We post a new episode of Appalachian History weekly podcast every Sunday. Check us out on the Stitcher network, available on mobile phones, in-car dashboards and tablets worldwide. Just click below to start listening:
We open today’s show with an investigation of a flying machine that pre-dated the Wright brothers by 29 years. Choestoe, GA farmer Clark Dyer experimented with a flying machine made of lightweight cured river canes and covered with cloth. Drawings on the flyleaves of the family Bible, now in the possession of one of Dyer’s great, great grandsons, show how he thought out the engineering technicalities of motion and counter-motion by a series of rotational whirligigs. He built a ramp on the side of the mountain and succeeded in getting his flying machine airborne for a short time.
We’ll pause in between things to catch up on a calendar of events in the region this week, with special attention paid to events that emphasize heritage and local color.
Next, guest author Jeff Forrester of Kingsport, TN weighs in on the joy of carving hiking sticks: “I cut a small sapling in the woods behind my house—raw materials are easily found in the forests of the central and southern Appalachians. I sanded it nicely, attached a lanyard cut from an old leather belt, and gave it a good coat of lacquer. The enjoyment of both hiking and woodworking had come together for the first time for me.”
“Police estimated that before his arrest in 1931 he had killed fifty victims,” says guest author David Sibray about Harry Powers, who is known widely today as the ‘West Virginia Bluebeard.’ “He confessed to killing only those five whose bodies were found buried next to his ‘murder garage,’ wherein he bound and gassed his victims and watched in delight as they died.”
We’ll wrap things up with a look at the life of Kentucky native Nancy Green, who was the first person to portray the Aunt Jemima character. Her pancake exhibition booth at the 1893 Chicago World’s Fair drew so many people that special policemen were assigned to keep the crowds moving. The Davis Milling Company received over 50,000 orders, and Fair officials awarded Nancy Green a medal and certificate for her showmanship. The milling company proclaimed Green ‘The Pancake Queen,’ and signed her to a lifetime contract.
And thanks to the good folks at the Internet Archive, we’ll be able to enjoy some authentic Appalachian music from the Georgia Yellow Hammers in a 1927 recording of I’m Saved.

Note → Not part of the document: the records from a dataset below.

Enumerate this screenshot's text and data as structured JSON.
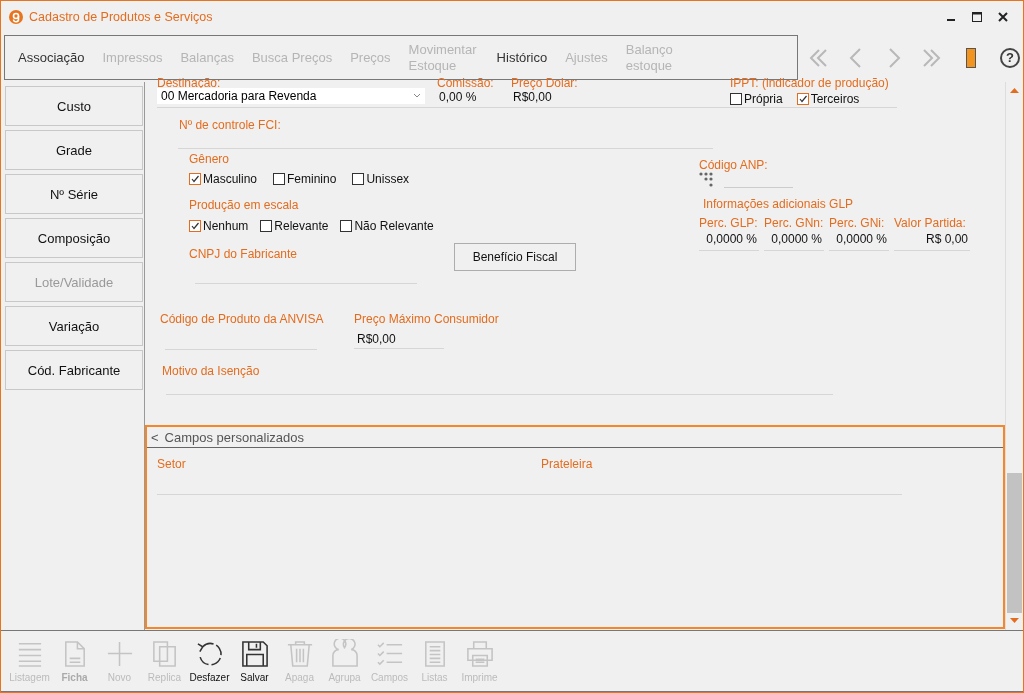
{
  "window": {
    "title": "Cadastro de Produtos e Serviços"
  },
  "tabs": [
    {
      "label": "Associação",
      "disabled": false
    },
    {
      "label": "Impressos",
      "disabled": true
    },
    {
      "label": "Balanças",
      "disabled": true
    },
    {
      "label": "Busca Preços",
      "disabled": true
    },
    {
      "label": "Preços",
      "disabled": true
    },
    {
      "label": "Movimentar Estoque",
      "disabled": true
    },
    {
      "label": "Histórico",
      "disabled": false
    },
    {
      "label": "Ajustes",
      "disabled": true
    },
    {
      "label": "Balanço estoque",
      "disabled": true
    }
  ],
  "help": "?",
  "sidebar": [
    {
      "label": "Custo",
      "disabled": false
    },
    {
      "label": "Grade",
      "disabled": false
    },
    {
      "label": "Nº Série",
      "disabled": false
    },
    {
      "label": "Composição",
      "disabled": false
    },
    {
      "label": "Lote/Validade",
      "disabled": true
    },
    {
      "label": "Variação",
      "disabled": false
    },
    {
      "label": "Cód. Fabricante",
      "disabled": false
    }
  ],
  "form": {
    "destinacao": {
      "label": "Destinação:",
      "value": "00 Mercadoria para Revenda"
    },
    "comissao": {
      "label": "Comissão:",
      "value": "0,00 %"
    },
    "preco_dolar": {
      "label": "Preço Dolar:",
      "value": "R$0,00"
    },
    "ippt": {
      "label": "IPPT: (indicador de produção)",
      "options": [
        {
          "label": "Própria",
          "checked": false
        },
        {
          "label": "Terceiros",
          "checked": true
        }
      ]
    },
    "fci": {
      "label": "Nº de controle FCI:"
    },
    "genero": {
      "label": "Gênero",
      "options": [
        {
          "label": "Masculino",
          "checked": true
        },
        {
          "label": "Feminino",
          "checked": false
        },
        {
          "label": "Unissex",
          "checked": false
        }
      ]
    },
    "producao": {
      "label": "Produção em escala",
      "options": [
        {
          "label": "Nenhum",
          "checked": true
        },
        {
          "label": "Relevante",
          "checked": false
        },
        {
          "label": "Não Relevante",
          "checked": false
        }
      ]
    },
    "cnpj": {
      "label": "CNPJ do Fabricante"
    },
    "beneficio_button": "Benefício Fiscal",
    "anp": {
      "label": "Código ANP:"
    },
    "glp": {
      "label": "Informações adicionais GLP",
      "fields": [
        {
          "label": "Perc. GLP:",
          "value": "0,0000 %"
        },
        {
          "label": "Perc. GNn:",
          "value": "0,0000 %"
        },
        {
          "label": "Perc. GNi:",
          "value": "0,0000 %"
        },
        {
          "label": "Valor Partida:",
          "value": "R$ 0,00"
        }
      ]
    },
    "anvisa": {
      "label": "Código de Produto da ANVISA"
    },
    "preco_maximo": {
      "label": "Preço Máximo Consumidor",
      "value": "R$0,00"
    },
    "motivo": {
      "label": "Motivo da Isenção"
    }
  },
  "custom_fields": {
    "toggle": "<",
    "title": "Campos personalizados",
    "fields": [
      {
        "label": "Setor"
      },
      {
        "label": "Prateleira"
      }
    ]
  },
  "toolbar": [
    {
      "kind": "list",
      "label": "Listagem",
      "disabled": true,
      "selected": false
    },
    {
      "kind": "document",
      "label": "Ficha",
      "disabled": true,
      "selected": true
    },
    {
      "kind": "plus",
      "label": "Novo",
      "disabled": true,
      "selected": false
    },
    {
      "kind": "copy",
      "label": "Replica",
      "disabled": true,
      "selected": false
    },
    {
      "kind": "undo",
      "label": "Desfazer",
      "disabled": false,
      "selected": false
    },
    {
      "kind": "save",
      "label": "Salvar",
      "disabled": false,
      "selected": false
    },
    {
      "kind": "trash",
      "label": "Apaga",
      "disabled": true,
      "selected": false
    },
    {
      "kind": "group",
      "label": "Agrupa",
      "disabled": true,
      "selected": false
    },
    {
      "kind": "checklist",
      "label": "Campos",
      "disabled": true,
      "selected": false
    },
    {
      "kind": "lines",
      "label": "Listas",
      "disabled": true,
      "selected": false
    },
    {
      "kind": "printer",
      "label": "Imprime",
      "disabled": true,
      "selected": false
    }
  ]
}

So call your old Plott hound up on the porch, fire up your corncob pipe, and settle in for a dose of Appalachian history.